Stored items from a collection
--- START ---
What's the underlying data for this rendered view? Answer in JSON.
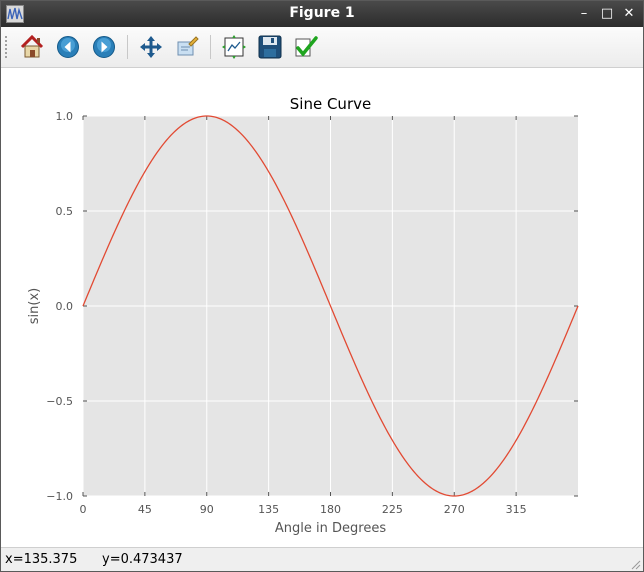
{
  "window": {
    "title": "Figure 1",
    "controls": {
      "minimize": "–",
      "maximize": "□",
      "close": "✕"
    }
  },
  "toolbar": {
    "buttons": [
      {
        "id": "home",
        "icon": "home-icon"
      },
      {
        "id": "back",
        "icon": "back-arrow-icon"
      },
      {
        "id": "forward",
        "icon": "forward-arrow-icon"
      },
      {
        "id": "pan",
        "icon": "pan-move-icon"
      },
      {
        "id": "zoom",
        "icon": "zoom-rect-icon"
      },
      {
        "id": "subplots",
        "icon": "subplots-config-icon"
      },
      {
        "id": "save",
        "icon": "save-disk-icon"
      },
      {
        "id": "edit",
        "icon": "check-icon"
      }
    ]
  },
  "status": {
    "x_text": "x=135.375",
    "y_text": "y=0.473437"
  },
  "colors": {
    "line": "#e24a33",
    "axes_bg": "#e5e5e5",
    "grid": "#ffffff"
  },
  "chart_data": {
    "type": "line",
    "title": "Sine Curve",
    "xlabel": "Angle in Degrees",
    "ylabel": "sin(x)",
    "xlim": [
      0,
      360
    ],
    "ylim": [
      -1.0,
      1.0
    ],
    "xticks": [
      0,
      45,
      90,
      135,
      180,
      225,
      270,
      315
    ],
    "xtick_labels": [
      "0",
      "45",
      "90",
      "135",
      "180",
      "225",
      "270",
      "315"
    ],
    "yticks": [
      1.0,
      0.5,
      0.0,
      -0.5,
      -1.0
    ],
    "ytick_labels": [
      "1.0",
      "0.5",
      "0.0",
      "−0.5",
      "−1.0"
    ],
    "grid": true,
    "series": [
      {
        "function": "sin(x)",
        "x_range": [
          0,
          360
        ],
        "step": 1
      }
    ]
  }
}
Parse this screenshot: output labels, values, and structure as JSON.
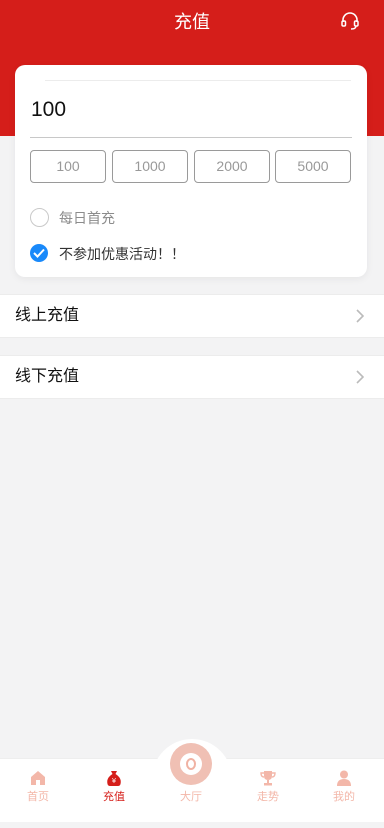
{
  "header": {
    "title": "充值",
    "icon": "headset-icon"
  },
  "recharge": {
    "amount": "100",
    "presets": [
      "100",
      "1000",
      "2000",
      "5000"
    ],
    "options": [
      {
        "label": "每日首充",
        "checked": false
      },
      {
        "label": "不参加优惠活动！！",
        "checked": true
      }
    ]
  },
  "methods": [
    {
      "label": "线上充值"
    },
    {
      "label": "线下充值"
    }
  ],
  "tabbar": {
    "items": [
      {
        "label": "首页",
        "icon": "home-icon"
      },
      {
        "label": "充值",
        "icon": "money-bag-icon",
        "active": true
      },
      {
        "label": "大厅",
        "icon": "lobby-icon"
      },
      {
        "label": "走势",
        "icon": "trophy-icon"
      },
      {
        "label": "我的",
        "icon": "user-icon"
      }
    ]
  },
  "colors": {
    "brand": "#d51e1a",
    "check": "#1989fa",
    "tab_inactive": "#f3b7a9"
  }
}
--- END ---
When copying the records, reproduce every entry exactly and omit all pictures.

SOLUTION TO THE EXERCISE
What's the underlying data for this rendered view? Answer in JSON.
{
  "window": {
    "title": "Figure 1",
    "controls": {
      "minimize": "–",
      "maximize": "□",
      "close": "✕"
    }
  },
  "toolbar": {
    "buttons": [
      {
        "id": "home",
        "icon": "home-icon"
      },
      {
        "id": "back",
        "icon": "back-arrow-icon"
      },
      {
        "id": "forward",
        "icon": "forward-arrow-icon"
      },
      {
        "id": "pan",
        "icon": "pan-move-icon"
      },
      {
        "id": "zoom",
        "icon": "zoom-rect-icon"
      },
      {
        "id": "subplots",
        "icon": "subplots-config-icon"
      },
      {
        "id": "save",
        "icon": "save-disk-icon"
      },
      {
        "id": "edit",
        "icon": "check-icon"
      }
    ]
  },
  "status": {
    "x_text": "x=135.375",
    "y_text": "y=0.473437"
  },
  "colors": {
    "line": "#e24a33",
    "axes_bg": "#e5e5e5",
    "grid": "#ffffff"
  },
  "chart_data": {
    "type": "line",
    "title": "Sine Curve",
    "xlabel": "Angle in Degrees",
    "ylabel": "sin(x)",
    "xlim": [
      0,
      360
    ],
    "ylim": [
      -1.0,
      1.0
    ],
    "xticks": [
      0,
      45,
      90,
      135,
      180,
      225,
      270,
      315
    ],
    "xtick_labels": [
      "0",
      "45",
      "90",
      "135",
      "180",
      "225",
      "270",
      "315"
    ],
    "yticks": [
      1.0,
      0.5,
      0.0,
      -0.5,
      -1.0
    ],
    "ytick_labels": [
      "1.0",
      "0.5",
      "0.0",
      "−0.5",
      "−1.0"
    ],
    "grid": true,
    "series": [
      {
        "function": "sin(x)",
        "x_range": [
          0,
          360
        ],
        "step": 1
      }
    ]
  }
}
Parse this screenshot: output labels, values, and structure as JSON.
{
  "header": {
    "title": "充值",
    "icon": "headset-icon"
  },
  "recharge": {
    "amount": "100",
    "presets": [
      "100",
      "1000",
      "2000",
      "5000"
    ],
    "options": [
      {
        "label": "每日首充",
        "checked": false
      },
      {
        "label": "不参加优惠活动！！",
        "checked": true
      }
    ]
  },
  "methods": [
    {
      "label": "线上充值"
    },
    {
      "label": "线下充值"
    }
  ],
  "tabbar": {
    "items": [
      {
        "label": "首页",
        "icon": "home-icon"
      },
      {
        "label": "充值",
        "icon": "money-bag-icon",
        "active": true
      },
      {
        "label": "大厅",
        "icon": "lobby-icon"
      },
      {
        "label": "走势",
        "icon": "trophy-icon"
      },
      {
        "label": "我的",
        "icon": "user-icon"
      }
    ]
  },
  "colors": {
    "brand": "#d51e1a",
    "check": "#1989fa",
    "tab_inactive": "#f3b7a9"
  }
}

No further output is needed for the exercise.